- INFORMATION PROVIDED:
━━━━━━
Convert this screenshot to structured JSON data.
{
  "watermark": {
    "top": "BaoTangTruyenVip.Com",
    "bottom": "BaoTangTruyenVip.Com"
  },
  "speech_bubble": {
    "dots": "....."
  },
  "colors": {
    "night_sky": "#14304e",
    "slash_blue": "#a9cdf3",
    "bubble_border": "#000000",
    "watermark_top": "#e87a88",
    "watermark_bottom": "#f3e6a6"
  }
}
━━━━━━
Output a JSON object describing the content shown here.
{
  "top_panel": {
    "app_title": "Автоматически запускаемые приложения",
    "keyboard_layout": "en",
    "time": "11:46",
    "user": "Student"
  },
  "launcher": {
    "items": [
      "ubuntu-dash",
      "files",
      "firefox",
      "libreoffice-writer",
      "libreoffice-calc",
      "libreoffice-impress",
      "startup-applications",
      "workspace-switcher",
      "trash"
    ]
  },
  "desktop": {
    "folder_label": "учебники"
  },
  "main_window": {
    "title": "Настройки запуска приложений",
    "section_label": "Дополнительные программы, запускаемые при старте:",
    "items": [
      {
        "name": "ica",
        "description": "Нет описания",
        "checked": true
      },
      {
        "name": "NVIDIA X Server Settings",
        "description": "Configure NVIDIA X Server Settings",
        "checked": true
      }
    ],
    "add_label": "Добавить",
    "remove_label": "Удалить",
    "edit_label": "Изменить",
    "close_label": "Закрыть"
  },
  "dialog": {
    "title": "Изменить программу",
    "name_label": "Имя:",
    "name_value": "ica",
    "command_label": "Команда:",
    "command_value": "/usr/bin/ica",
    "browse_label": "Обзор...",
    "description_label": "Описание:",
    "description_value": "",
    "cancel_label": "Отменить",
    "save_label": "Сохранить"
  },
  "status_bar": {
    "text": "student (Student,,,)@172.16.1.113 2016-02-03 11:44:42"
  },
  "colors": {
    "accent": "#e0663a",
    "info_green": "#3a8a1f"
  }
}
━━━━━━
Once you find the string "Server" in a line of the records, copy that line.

- EXERCISE ANSWER:
        "name": "NVIDIA X Server Settings",
        "description": "Configure NVIDIA X Server Settings",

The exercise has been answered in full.